The real first step in the scientific method is to open your eyes...but we figured we could skip forward to actually observing things. You're a smart bunch, you'll figure it out.
|Elementary and Middle School||5th Grade|
Anyway, being a good observer isn't just an [Dino pointing at a blackboard]
essential part of a good game of I-Spy, it's actually an important part of being a scientist too.
Scientists have to learn to be good observers.
And not just to make sure things don't explode in their labs, though that is a plus. [Boy holding a flask that explodes]
The very first step in the scientific method is to make observations. [Coop pointing at a blackboard]
Also known as research, this step is all about looking around your area of focus and trying
This means looking for problems that need solving, questions that need answering, or
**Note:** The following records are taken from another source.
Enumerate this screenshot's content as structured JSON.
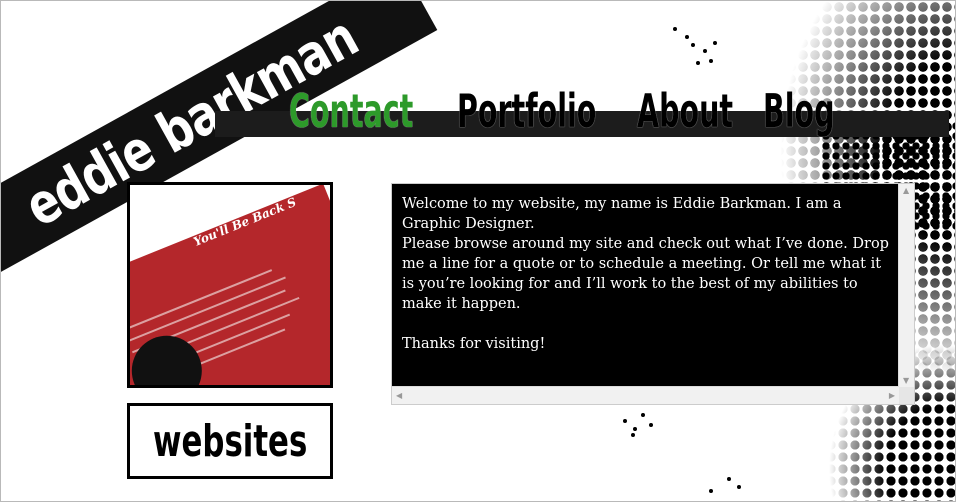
{
  "site": {
    "name": "eddie barkman"
  },
  "nav": {
    "items": [
      {
        "label": "Contact",
        "active": true
      },
      {
        "label": "Portfolio",
        "active": false
      },
      {
        "label": "About",
        "active": false
      },
      {
        "label": "Blog",
        "active": false
      }
    ],
    "active_color": "#2d9a2a"
  },
  "portfolio": {
    "thumbnail_heading": "You'll Be Back S",
    "websites_label": "websites"
  },
  "welcome": {
    "paragraphs": [
      "Welcome to my website, my name is Eddie Barkman. I am a Graphic Designer.",
      "Please browse around my site and check out what I’ve done. Drop me a line for a quote or to schedule a meeting. Or tell me what it is you’re looking for and I’ll work to the best of my abilities to make it happen.",
      "",
      "Thanks for visiting!"
    ]
  },
  "scrollbar_icons": {
    "up": "triangle-up",
    "down": "triangle-down",
    "left": "triangle-left",
    "right": "triangle-right"
  }
}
simply finding something that makes you feel extra-curious. [Problem, Question and Curiosity all appear over a boy's head]
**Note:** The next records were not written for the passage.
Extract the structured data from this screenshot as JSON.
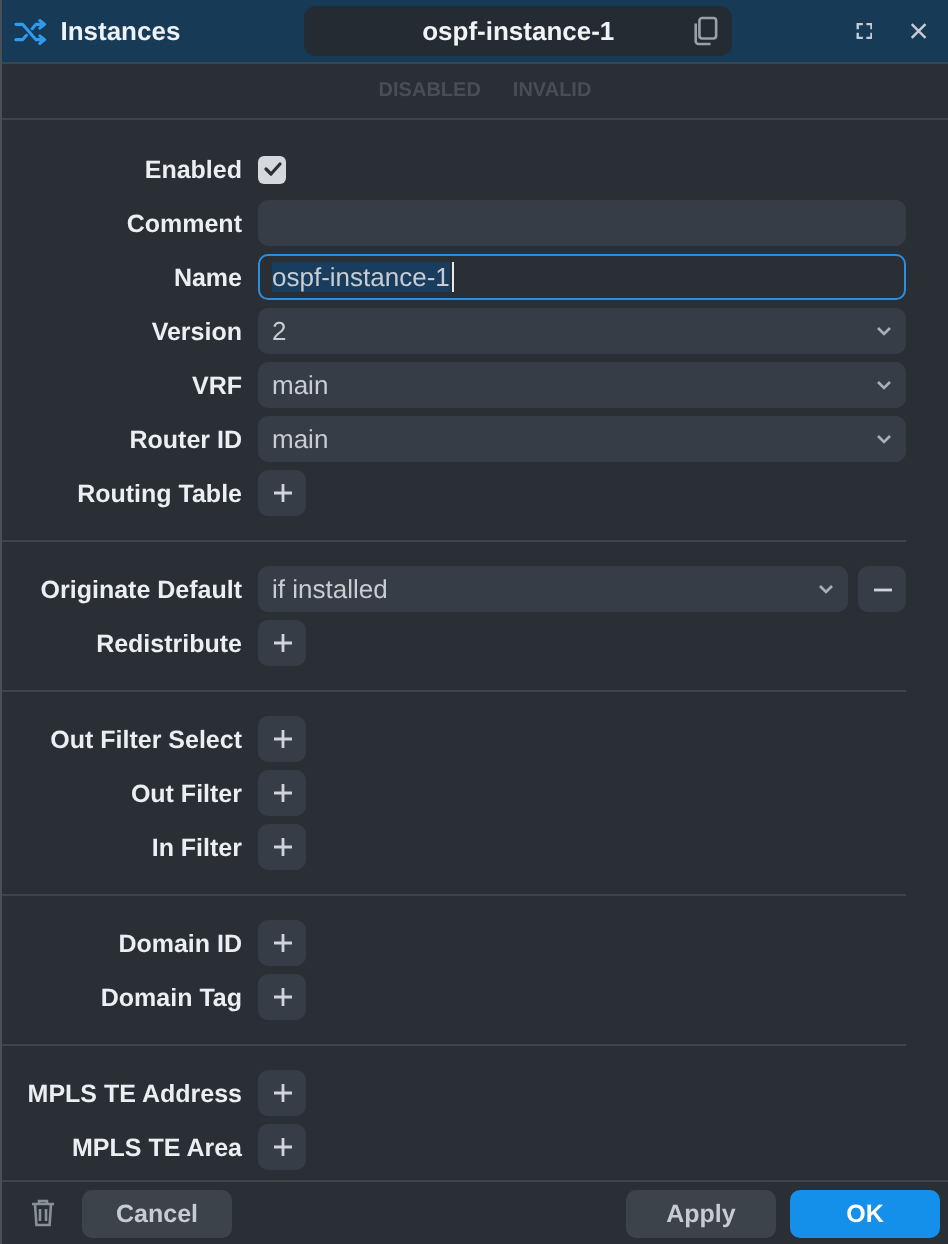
{
  "window": {
    "title": "Instances",
    "record_name": "ospf-instance-1"
  },
  "status_flags": [
    {
      "label": "DISABLED",
      "active": false
    },
    {
      "label": "INVALID",
      "active": false
    }
  ],
  "sections": [
    {
      "fields": [
        {
          "label": "Enabled",
          "kind": "checkbox",
          "checked": true
        },
        {
          "label": "Comment",
          "kind": "text"
        },
        {
          "label": "Name",
          "kind": "text",
          "value": "ospf-instance-1",
          "focused": true
        },
        {
          "label": "Version",
          "kind": "select",
          "value": "2"
        },
        {
          "label": "VRF",
          "kind": "select",
          "value": "main"
        },
        {
          "label": "Router ID",
          "kind": "select",
          "value": "main"
        },
        {
          "label": "Routing Table",
          "kind": "add"
        }
      ]
    },
    {
      "fields": [
        {
          "label": "Originate Default",
          "kind": "select",
          "value": "if installed",
          "removable": true
        },
        {
          "label": "Redistribute",
          "kind": "add"
        }
      ]
    },
    {
      "fields": [
        {
          "label": "Out Filter Select",
          "kind": "add"
        },
        {
          "label": "Out Filter",
          "kind": "add"
        },
        {
          "label": "In Filter",
          "kind": "add"
        }
      ]
    },
    {
      "fields": [
        {
          "label": "Domain ID",
          "kind": "add"
        },
        {
          "label": "Domain Tag",
          "kind": "add"
        }
      ]
    },
    {
      "fields": [
        {
          "label": "MPLS TE Address",
          "kind": "add"
        },
        {
          "label": "MPLS TE Area",
          "kind": "add"
        }
      ]
    }
  ],
  "footer": {
    "buttons": [
      {
        "label": "Cancel",
        "kind": "secondary"
      },
      {
        "label": "Apply",
        "kind": "secondary"
      },
      {
        "label": "OK",
        "kind": "primary"
      }
    ]
  }
}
Observations in nature are especially important. Why? Because nature can be pretty complicated.
Especially when it's asking you tricky multiplication questions…those oak trees always stump us. [Oak tree asking a boy to do multiplication]
Alright, let's take a look at this scene. Anyone can look at it and think, “So what?
It's just some dirt and leaves, big whoop.” [Girl looks unimpressed]
But a scientist with strong observational skills might look at it and think..
What animal left those tracks?
Why are there multiple kinds of soil in the same area?
What caused that tiny hole? Was it an insect? [Arrows pointing to different questions about the picture]
And that's just a few questions that someone could ask!
Now imagine if you were a scientist and you walked into this scene…
You would have more questions than you'd know what to do with. And in this case, that's [Scientist walks into a forest]
a good thing! But you don't need to go to the rainforest
to come up with a whole load of thought-provoking scientific observations. Even observations
in your school garden can reveal some amazing things – whether you're staring down at
the tiniest little insect or examining the complex and beautiful patterns on a freshly-fallen leaf. [Magnifying glass on a lady bird]
A keen observer is someone who is able to be curious about the world around them – no [Boy looking down a microscope]
matter where they look.
Though we'll be perfectly honest - you'll likely have a more interesting time examining
the insects in your garden than you would with the lint found in your belly button. [Belly button lint under the microscope]